Canadian Gold Miners Hot... What Deflation?
Dear Gold & Options reader,
There has been no better opportunity to buy small-cap gold miners since 2001-03 than during the last quarter. I know, all the gold bugs are telling you the same thing, and trouble is, they've been saying it for years. Readers are immune. My credibility is hurting too. No one is listening. Yet that does not change the fact that the right thing to do was to keep buying. The wrong thing to do was to capitulate.
Two wrongs wouldn't make a right.
Indeed, the institutions are falling hand over fist for stock.
Bullish fever in gold miners is spreading out to the other miners and equity sectors. The equity risk premium melted a little this week, as action in the Treasury market in the preceding weeks foretold.
Commodity prices are still struggling to bottom, but they look perkier toward the end of the week.

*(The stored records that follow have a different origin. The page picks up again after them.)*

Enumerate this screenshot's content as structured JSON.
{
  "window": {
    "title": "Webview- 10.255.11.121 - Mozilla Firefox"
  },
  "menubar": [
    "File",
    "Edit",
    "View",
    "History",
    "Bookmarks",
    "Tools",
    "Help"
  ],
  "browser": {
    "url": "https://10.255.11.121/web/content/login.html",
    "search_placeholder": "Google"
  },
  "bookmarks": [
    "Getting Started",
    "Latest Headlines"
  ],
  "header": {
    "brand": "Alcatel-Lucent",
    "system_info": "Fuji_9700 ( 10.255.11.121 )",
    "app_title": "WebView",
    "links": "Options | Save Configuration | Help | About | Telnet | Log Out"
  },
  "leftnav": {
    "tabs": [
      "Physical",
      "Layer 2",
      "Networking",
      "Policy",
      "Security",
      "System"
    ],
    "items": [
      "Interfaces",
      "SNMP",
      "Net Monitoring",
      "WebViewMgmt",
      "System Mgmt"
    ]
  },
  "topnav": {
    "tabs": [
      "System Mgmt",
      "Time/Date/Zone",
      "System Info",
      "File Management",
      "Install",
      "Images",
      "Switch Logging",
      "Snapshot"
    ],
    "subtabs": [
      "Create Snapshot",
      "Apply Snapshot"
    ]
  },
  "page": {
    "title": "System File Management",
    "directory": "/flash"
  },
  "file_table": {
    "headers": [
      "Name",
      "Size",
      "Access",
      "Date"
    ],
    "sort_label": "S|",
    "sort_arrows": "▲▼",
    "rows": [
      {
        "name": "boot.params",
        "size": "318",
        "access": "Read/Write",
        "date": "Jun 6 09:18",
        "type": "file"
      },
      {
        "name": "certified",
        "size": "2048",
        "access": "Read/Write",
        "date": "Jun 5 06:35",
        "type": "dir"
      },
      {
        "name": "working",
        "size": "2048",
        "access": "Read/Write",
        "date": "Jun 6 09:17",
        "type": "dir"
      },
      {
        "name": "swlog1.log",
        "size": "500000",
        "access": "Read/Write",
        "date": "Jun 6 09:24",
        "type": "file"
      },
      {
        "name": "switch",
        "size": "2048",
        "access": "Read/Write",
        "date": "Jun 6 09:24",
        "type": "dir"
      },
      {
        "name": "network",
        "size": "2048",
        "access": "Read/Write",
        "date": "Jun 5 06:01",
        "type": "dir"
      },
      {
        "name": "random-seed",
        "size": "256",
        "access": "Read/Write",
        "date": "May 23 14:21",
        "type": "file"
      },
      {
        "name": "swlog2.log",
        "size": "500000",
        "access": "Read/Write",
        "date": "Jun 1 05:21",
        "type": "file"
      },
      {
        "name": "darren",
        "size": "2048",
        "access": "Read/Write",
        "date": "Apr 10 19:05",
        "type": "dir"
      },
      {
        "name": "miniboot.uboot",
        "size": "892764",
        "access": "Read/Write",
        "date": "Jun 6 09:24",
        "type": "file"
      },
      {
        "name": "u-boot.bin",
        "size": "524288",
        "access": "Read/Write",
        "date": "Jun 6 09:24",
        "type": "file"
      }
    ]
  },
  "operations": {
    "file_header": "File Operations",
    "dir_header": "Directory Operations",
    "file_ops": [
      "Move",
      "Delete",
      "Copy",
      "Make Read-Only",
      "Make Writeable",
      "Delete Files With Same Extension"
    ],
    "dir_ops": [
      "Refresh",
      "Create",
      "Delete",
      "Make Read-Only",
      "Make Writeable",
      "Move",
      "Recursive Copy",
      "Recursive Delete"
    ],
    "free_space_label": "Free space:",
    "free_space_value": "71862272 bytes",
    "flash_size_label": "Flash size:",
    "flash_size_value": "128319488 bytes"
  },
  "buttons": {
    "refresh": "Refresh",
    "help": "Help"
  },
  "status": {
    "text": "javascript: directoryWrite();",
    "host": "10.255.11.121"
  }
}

Meanwhile, gold prices continue to soar, despite two attempts by the bears to upset the bulls around the $900 level over the past two weeks. Investment demand is being driven by the bad news about the economy, especially in Europe, a collapsing pound and other weak currencies, the threat of new lows in the Dow as well as fresh signs of softening momentum in the dollar's foreign exchange rate.
We saw the first weekly decline of any significance in the U.S. banking system's excess reserves -- by about $50 billion. This means the banks are starting to step up their lending. The move caused a $50 billion decline in demand deposits supplanted by a $100 billion or so inflation in savings deposits.
Did you get that?
Some writers are suggesting the decline in M1 (demand deposits and currency) suggests deflation.
Besides, the market is telling us a different story.
Risk premiums are fading. Notice the yen weakening again.
I am seeing evidence so far, technically, that continues to support my hypothesis for a countertrend bounce in stocks and commodities, generally, in coming months. I would expect the dollar to weaken, bonds to fall in value and recovery sentiment to spread out a bit. The driving factors are technical in that the best reason for a stock and commodity rally is simply that they are oversold on the charts -- but they are also oversold fundamentally... factoring in an extreme deflationary outcome. So do not expect the trend to persist. While it does, however, investment demand for gold is likely to taper off.
The weakening dollar and general inflation outlook will continue to support it, so I'm not looking for a huge correction in gold prices or gold shares. The recovery trade is likely to underpin the latter too.
Already, I'm reading about falling input and labor costs for gold producers.
I continue to hold to my outlook for an ebbing in the gold ratios -- mainly, for technical reasons.
Don't be fooled by it when you see it. The gold shares are still the best place for your money this year, and our picks are going to top the charts.